→ What you need to do
Report only how many lines below include "Desde".

____________

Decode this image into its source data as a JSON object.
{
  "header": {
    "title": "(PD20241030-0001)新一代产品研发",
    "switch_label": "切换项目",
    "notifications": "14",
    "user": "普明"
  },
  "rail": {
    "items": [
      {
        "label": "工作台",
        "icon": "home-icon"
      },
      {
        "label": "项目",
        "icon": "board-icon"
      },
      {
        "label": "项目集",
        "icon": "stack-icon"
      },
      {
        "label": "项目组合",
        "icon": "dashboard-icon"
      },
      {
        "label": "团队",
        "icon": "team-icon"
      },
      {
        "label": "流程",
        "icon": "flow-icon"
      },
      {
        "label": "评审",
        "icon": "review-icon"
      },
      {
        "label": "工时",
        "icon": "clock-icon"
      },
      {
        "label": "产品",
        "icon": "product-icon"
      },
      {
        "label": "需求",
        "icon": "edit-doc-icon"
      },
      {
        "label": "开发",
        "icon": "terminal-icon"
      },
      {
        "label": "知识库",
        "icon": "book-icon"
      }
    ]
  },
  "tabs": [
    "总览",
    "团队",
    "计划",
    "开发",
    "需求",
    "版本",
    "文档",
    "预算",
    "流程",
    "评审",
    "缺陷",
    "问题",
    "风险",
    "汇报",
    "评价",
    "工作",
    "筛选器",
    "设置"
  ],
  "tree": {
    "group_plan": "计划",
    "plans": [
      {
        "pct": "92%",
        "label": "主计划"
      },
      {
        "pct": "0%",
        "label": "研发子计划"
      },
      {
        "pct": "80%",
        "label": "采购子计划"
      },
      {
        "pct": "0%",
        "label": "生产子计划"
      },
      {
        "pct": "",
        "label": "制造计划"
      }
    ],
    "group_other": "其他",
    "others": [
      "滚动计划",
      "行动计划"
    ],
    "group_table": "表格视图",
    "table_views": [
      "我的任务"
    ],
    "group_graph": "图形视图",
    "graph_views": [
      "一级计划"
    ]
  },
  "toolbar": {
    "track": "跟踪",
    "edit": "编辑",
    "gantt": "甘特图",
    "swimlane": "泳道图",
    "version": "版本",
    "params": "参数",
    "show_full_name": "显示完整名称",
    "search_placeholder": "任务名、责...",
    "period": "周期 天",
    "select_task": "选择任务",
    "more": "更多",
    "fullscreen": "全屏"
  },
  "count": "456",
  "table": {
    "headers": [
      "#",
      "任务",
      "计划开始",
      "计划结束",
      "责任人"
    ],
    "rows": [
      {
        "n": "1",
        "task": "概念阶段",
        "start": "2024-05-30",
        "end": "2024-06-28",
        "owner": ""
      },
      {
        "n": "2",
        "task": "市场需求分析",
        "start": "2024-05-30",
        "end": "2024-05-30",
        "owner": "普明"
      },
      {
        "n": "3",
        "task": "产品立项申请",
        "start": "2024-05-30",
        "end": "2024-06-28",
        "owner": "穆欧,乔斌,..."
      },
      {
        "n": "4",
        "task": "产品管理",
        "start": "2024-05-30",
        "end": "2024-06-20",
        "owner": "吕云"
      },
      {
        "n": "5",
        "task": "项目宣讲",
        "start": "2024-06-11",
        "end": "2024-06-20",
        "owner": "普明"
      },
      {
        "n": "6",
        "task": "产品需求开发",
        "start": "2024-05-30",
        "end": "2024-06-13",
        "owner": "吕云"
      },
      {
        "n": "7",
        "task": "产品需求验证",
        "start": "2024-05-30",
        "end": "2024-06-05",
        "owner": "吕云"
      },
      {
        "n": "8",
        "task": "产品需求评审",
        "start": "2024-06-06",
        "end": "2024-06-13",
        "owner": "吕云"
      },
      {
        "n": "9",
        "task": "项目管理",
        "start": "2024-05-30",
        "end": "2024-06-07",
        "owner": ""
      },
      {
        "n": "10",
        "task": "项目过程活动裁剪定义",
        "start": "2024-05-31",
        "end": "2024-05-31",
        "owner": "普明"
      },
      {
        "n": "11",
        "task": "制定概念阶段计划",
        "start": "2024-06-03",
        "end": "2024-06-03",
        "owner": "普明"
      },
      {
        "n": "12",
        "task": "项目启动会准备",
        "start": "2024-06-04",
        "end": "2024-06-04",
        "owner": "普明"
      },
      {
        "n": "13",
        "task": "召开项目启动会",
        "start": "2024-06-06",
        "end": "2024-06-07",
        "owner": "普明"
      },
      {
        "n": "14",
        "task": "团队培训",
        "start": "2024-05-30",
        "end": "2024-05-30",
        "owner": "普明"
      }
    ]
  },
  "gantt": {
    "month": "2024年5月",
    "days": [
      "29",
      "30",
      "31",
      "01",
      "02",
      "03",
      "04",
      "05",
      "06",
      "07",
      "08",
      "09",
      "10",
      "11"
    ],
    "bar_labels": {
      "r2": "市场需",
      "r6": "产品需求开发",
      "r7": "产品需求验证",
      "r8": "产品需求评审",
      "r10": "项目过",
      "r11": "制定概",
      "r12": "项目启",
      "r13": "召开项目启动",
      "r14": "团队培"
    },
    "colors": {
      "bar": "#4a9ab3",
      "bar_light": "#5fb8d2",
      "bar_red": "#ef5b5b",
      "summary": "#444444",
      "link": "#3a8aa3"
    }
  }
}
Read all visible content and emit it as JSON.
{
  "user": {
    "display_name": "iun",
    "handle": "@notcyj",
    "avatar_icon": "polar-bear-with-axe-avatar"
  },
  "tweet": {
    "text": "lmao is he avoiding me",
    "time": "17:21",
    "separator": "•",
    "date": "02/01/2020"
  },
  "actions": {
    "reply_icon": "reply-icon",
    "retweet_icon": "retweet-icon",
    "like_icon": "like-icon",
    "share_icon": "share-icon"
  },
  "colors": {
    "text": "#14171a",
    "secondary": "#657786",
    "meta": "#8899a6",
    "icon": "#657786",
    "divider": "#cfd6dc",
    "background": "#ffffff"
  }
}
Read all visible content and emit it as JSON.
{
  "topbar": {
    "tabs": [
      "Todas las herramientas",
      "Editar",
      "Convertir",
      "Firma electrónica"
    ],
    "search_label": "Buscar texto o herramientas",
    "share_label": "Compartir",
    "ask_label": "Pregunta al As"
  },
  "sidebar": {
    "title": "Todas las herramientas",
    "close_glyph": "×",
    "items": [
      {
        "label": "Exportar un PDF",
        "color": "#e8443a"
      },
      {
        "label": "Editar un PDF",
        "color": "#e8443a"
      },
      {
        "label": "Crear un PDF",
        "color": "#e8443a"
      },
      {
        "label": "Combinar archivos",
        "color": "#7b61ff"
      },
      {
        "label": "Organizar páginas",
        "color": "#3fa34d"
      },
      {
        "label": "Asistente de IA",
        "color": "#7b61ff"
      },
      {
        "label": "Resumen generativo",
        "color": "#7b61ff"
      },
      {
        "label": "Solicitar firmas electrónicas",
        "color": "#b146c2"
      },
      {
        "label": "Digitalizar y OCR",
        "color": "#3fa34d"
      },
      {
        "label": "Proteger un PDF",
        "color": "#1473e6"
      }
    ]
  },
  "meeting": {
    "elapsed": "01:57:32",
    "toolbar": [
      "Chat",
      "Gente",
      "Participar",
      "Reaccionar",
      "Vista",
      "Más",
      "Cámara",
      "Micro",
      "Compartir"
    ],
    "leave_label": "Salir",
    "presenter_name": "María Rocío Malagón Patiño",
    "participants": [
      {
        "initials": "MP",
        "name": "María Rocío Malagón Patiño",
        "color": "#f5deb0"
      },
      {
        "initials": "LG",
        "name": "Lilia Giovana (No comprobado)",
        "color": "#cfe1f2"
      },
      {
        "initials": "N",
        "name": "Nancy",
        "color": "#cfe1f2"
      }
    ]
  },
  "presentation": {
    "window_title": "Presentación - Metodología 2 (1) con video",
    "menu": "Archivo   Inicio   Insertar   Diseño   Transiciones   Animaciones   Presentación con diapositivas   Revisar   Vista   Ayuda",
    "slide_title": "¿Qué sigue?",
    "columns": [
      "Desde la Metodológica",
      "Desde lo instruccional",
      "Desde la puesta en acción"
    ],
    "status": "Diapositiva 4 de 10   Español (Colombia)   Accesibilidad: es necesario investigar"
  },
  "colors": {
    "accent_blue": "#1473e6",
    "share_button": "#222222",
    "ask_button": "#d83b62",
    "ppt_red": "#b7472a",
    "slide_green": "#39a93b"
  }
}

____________

→ Exercise answer
3